Segment Start: Information given

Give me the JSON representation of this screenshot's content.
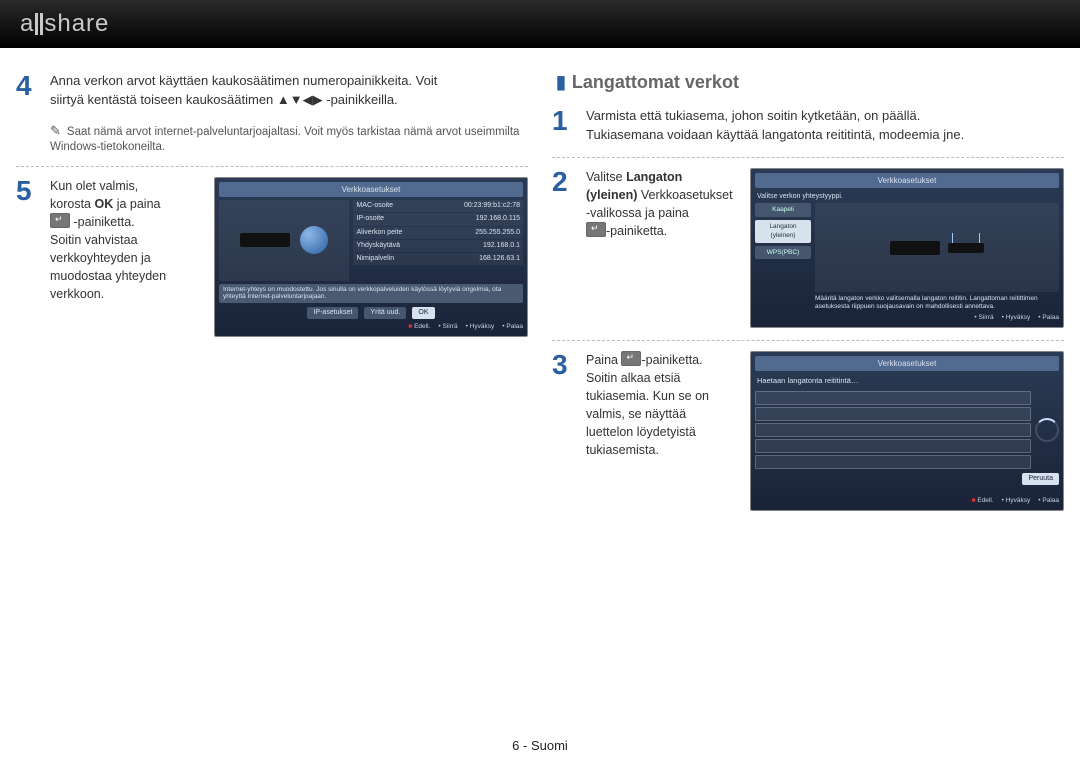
{
  "header": {
    "logo_text": "a  share"
  },
  "left": {
    "step4": {
      "num": "4",
      "line1": "Anna verkon arvot käyttäen kaukosäätimen numeropainikkeita. Voit",
      "line2": "siirtyä kentästä toiseen kaukosäätimen ▲▼◀▶ -painikkeilla.",
      "note": "Saat nämä arvot internet-palveluntarjoajaltasi. Voit myös tarkistaa nämä arvot useimmilta Windows-tietokoneilta."
    },
    "step5": {
      "num": "5",
      "text_a": "Kun olet valmis,",
      "text_b": "korosta ",
      "text_b_bold": "OK",
      "text_b2": " ja paina",
      "text_c": " -painiketta.",
      "text_d": "Soitin vahvistaa verkkoyhteyden ja muodostaa yhteyden verkkoon."
    },
    "shot5": {
      "title": "Verkkoasetukset",
      "rows": [
        [
          "MAC-osoite",
          "00:23:99:b1:c2:78"
        ],
        [
          "IP-osoite",
          "192.168.0.115"
        ],
        [
          "Aliverkon peite",
          "255.255.255.0"
        ],
        [
          "Yhdyskäytävä",
          "192.168.0.1"
        ],
        [
          "Nimipalvelin",
          "168.126.63.1"
        ]
      ],
      "hint": "Internet-yhteys on muodostettu. Jos sinulla on verkkopalveluiden käytössä löytyviä ongelmia, ota yhteyttä Internet-palveluntarjoajaan.",
      "btn_ip": "IP-asetukset",
      "btn_retry": "Yritä uud.",
      "btn_ok": "OK",
      "foot": {
        "a": "Edell.",
        "b": "Siirrä",
        "c": "Hyväksy",
        "d": "Palaa"
      }
    }
  },
  "right": {
    "section_title": "Langattomat verkot",
    "step1": {
      "num": "1",
      "line1": "Varmista että tukiasema, johon soitin kytketään, on päällä.",
      "line2": "Tukiasemana voidaan käyttää langatonta reititintä, modeemia jne."
    },
    "step2": {
      "num": "2",
      "t1": "Valitse ",
      "t1b": "Langaton",
      "t2a": "(yleinen)",
      "t2b": " Verkkoasetukset",
      "t3": "-valikossa ja paina",
      "t4": "-painiketta."
    },
    "shot2": {
      "title": "Verkkoasetukset",
      "caption": "Valitse verkon yhteystyyppi.",
      "opt_cable": "Kaapeli",
      "opt_wlan": "Langaton (yleinen)",
      "opt_wps": "WPS(PBC)",
      "info": "Määritä langaton verkko valitsemalla langaton reititin. Langattoman reitittimen asetuksesta riippuen suojausavain on mahdollisesti annettava.",
      "foot": {
        "b": "Siirrä",
        "c": "Hyväksy",
        "d": "Palaa"
      }
    },
    "step3": {
      "num": "3",
      "t1": "Paina ",
      "t2": "-painiketta.",
      "t3": "Soitin alkaa etsiä tukiasemia. Kun se on valmis, se näyttää luettelon löydetyistä tukiasemista."
    },
    "shot3": {
      "title": "Verkkoasetukset",
      "caption": "Haetaan langatonta reititintä…",
      "btn_cancel": "Peruuta",
      "foot": {
        "a": "Edell.",
        "c": "Hyväksy",
        "d": "Palaa"
      }
    }
  },
  "footer": "6 - Suomi"
}
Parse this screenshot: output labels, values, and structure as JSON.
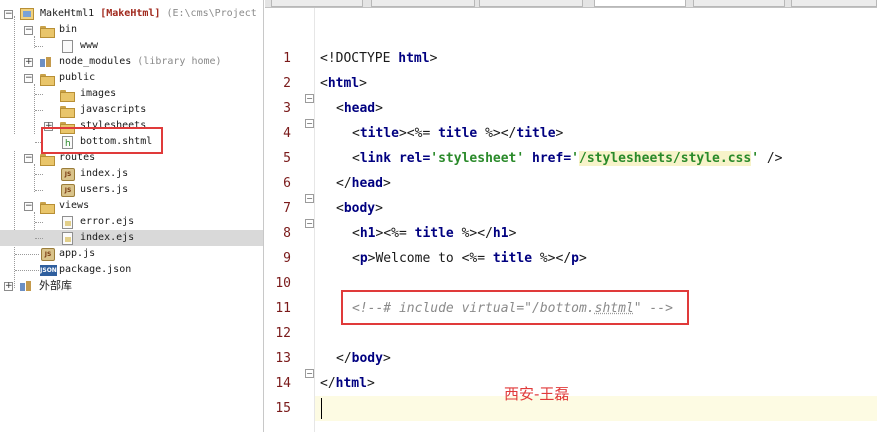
{
  "tree": {
    "project": {
      "name": "MakeHtml1",
      "module": "[MakeHtml]",
      "path": "(E:\\cms\\Project"
    },
    "items": [
      {
        "label": "bin"
      },
      {
        "label": "www"
      },
      {
        "label": "node_modules",
        "note": "(library home)"
      },
      {
        "label": "public"
      },
      {
        "label": "images"
      },
      {
        "label": "javascripts"
      },
      {
        "label": "stylesheets"
      },
      {
        "label": "bottom.shtml"
      },
      {
        "label": "routes"
      },
      {
        "label": "index.js"
      },
      {
        "label": "users.js"
      },
      {
        "label": "views"
      },
      {
        "label": "error.ejs"
      },
      {
        "label": "index.ejs"
      },
      {
        "label": "app.js"
      },
      {
        "label": "package.json"
      },
      {
        "label": "外部库"
      }
    ],
    "selected_item": "index.ejs",
    "js_icon_text": "JS",
    "json_icon_text": "JSON"
  },
  "editor": {
    "line_numbers": [
      "1",
      "2",
      "3",
      "4",
      "5",
      "6",
      "7",
      "8",
      "9",
      "10",
      "11",
      "12",
      "13",
      "14",
      "15"
    ],
    "code": {
      "l1_a": "<!DOCTYPE ",
      "l1_b": "html",
      "l1_c": ">",
      "l2_a": "<",
      "l2_b": "html",
      "l2_c": ">",
      "l3_a": "<",
      "l3_b": "head",
      "l3_c": ">",
      "l4_a": "<",
      "l4_b": "title",
      "l4_c": ">",
      "l4_d": "<%= ",
      "l4_e": "title",
      "l4_f": " %>",
      "l4_g": "</",
      "l4_h": "title",
      "l4_i": ">",
      "l5_a": "<",
      "l5_b": "link ",
      "l5_c": "rel=",
      "l5_d": "'stylesheet'",
      "l5_e": " href=",
      "l5_f": "'",
      "l5_g": "/stylesheets/style.css",
      "l5_h": "'",
      "l5_i": " />",
      "l6_a": "</",
      "l6_b": "head",
      "l6_c": ">",
      "l7_a": "<",
      "l7_b": "body",
      "l7_c": ">",
      "l8_a": "<",
      "l8_b": "h1",
      "l8_c": ">",
      "l8_d": "<%= ",
      "l8_e": "title",
      "l8_f": " %>",
      "l8_g": "</",
      "l8_h": "h1",
      "l8_i": ">",
      "l9_a": "<",
      "l9_b": "p",
      "l9_c": ">",
      "l9_d": "Welcome to ",
      "l9_e": "<%= ",
      "l9_f": "title",
      "l9_g": " %>",
      "l9_h": "</",
      "l9_i": "p",
      "l9_j": ">",
      "l11_a": "<!--# include virtual=\"/bottom.",
      "l11_b": "shtml",
      "l11_c": "\" -->",
      "l13_a": "</",
      "l13_b": "body",
      "l13_c": ">",
      "l14_a": "</",
      "l14_b": "html",
      "l14_c": ">"
    }
  },
  "watermark": "西安-王磊",
  "colors": {
    "annotation_red": "#e03a3a",
    "tag_blue": "#000080",
    "string_green": "#2a8a2a",
    "line_number": "#7a1a1a"
  }
}
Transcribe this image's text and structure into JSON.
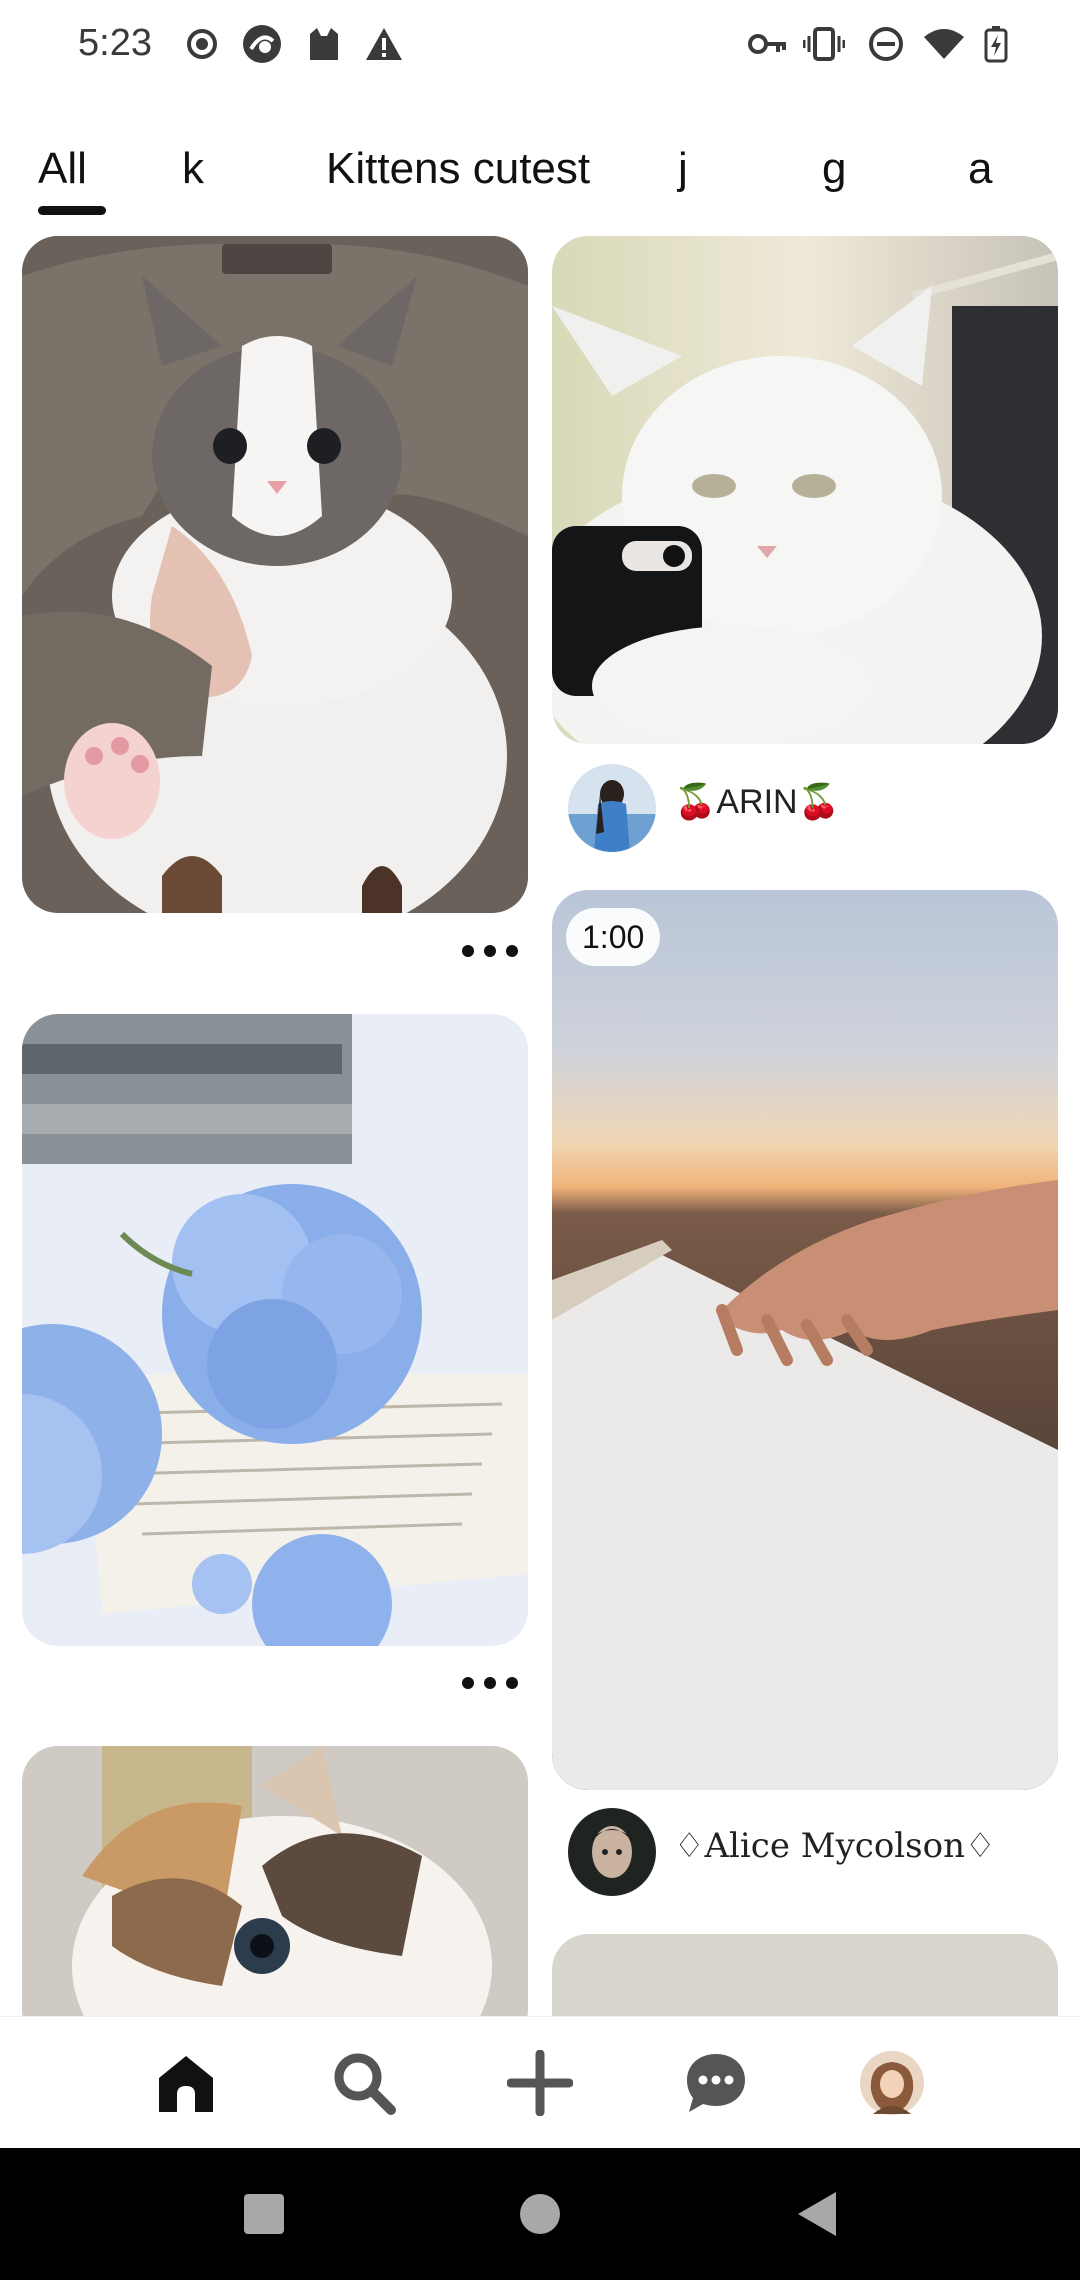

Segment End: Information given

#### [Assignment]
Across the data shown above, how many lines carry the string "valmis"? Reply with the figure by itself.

#### [Expected output]
2